Observations on attention to contents of email

When something pops up a few times in a short span of time, it might be a trend, it might just  be random fluctuations.  When today,  for the 3rd time this month,  it became obvious that a customer or fabricator was not reading or absorbing simple statements in an email, I started thinking it’s a trend. And there is much anecdotal evidence about a lowered quality of attention to reading and writing in  general plus of course, in commercial construction most everybody is stretched very thin.  My guess is that this is a trend.

The implication for a project manager is that you have to do more verification and follow up; based on observable reality you are less able to assume that the recipient of a simple piece of writing will grasp and act upon what you have written.  Of course, you can follow traditional methods and just let the chips fall where they may and deal with it later. The concern of course, is that most problems end up being owned by the subcontractor no matter what you think is fair or just. Taking this common lack of attention into account might be  good defense, albeit annoying and maybe disheartening.  Maybe the rule should be first phone, and then follow up with an email and do not rely on email alone?

Below is the latest example of this, consisting of an email I wrote and the reply that makes it obvious that my customer did not read the entire (and fairly short) email.    I have removed anything that might identify the customer and added emphasis to the key sentences. =========================================================

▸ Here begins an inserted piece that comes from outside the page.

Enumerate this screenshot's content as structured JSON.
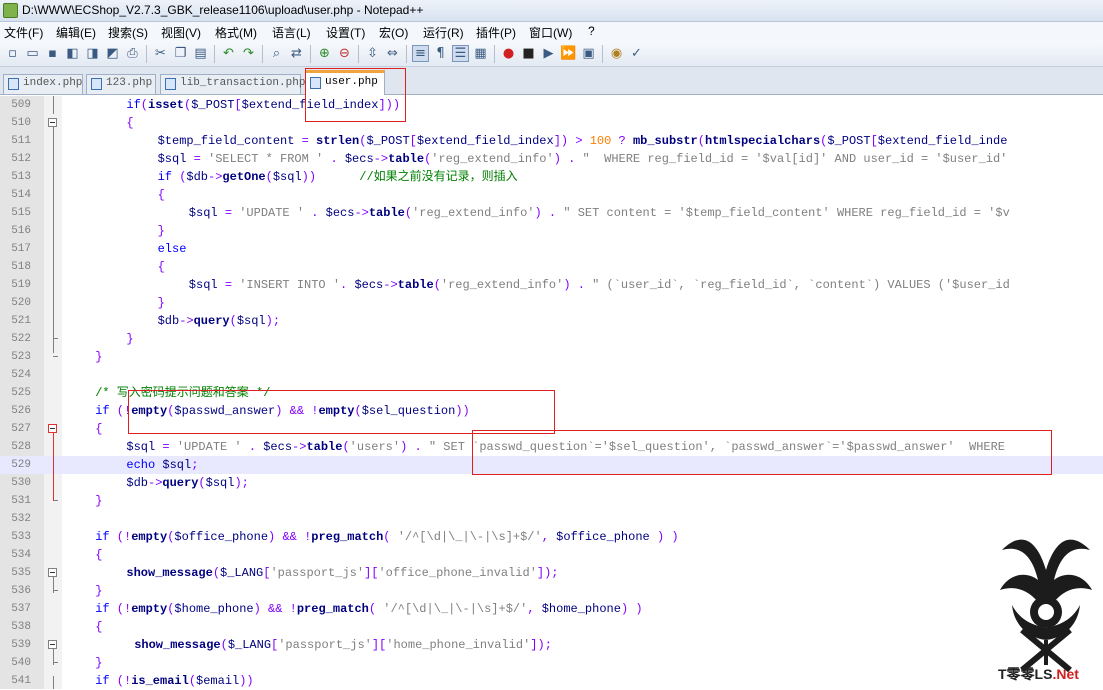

On Tue, Nov 20, 2012 at 4:16 PM, <mxxxxxxr@XYZinc.com> wrote:

Here you go Leo – consider the proposal fully executed.

Have you begun production?

Mxxxxxxxx

——————————————————————————————–

From: Leo Schlosberg [mailto:leo at caryconcrete.com]
Sent: Tuesday, November 20, 2012 3:25 PM
To: <mxxxxxxr@XYZinc.com>
Subject: Re: abcde curbs -packaging and proposals

Mxxxx,

1. Proposal
Revised proposal is attached, but as it’s all unit priced, it should not require any further modifications. Right now I assume no change to target date and that you’ll want 1/2 (95) at a time.

2. Packaging
Good comment about floor loads. If the skids are being broken down immediately on the ground then getting them off the truck governs. But that in turn will depend on someone deciding if you or we unload. I remain of the opinion that the best person for me to be discussing this with is the person who will be there supervising unloading and distribution of the pieces. The one exception to this is if you yourself need to be involved in the dollar decision about unloading (price per truck varies by $300 depending on whether we unload or you unload).

We have started making these and I’d like to get the skid weight issue resolved ASAP so the plant knows how to package the pieces.

Thanks,

Leo

Advertisements

About Leo Schlosberg

Graybeard with experience in commercial construction and IT, and an interest in information flow and process. Aware and respectful of the enormous complexity, technical, legal, and other, embedded in every structure that is part of the built environment.
This entry was posted in Uncategorized and tagged , , . Bookmark the permalink.

Leave a Reply

Fill in your details below or click an icon to log in:

WordPress.com Logo

You are commenting using your WordPress.com account. Log Out /  Change )

Google+ photo

You are commenting using your Google+ account. Log Out /  Change )

Twitter picture

You are commenting using your Twitter account. Log Out /  Change )

Facebook photo

You are commenting using your Facebook account. Log Out /  Change )

Connecting to %s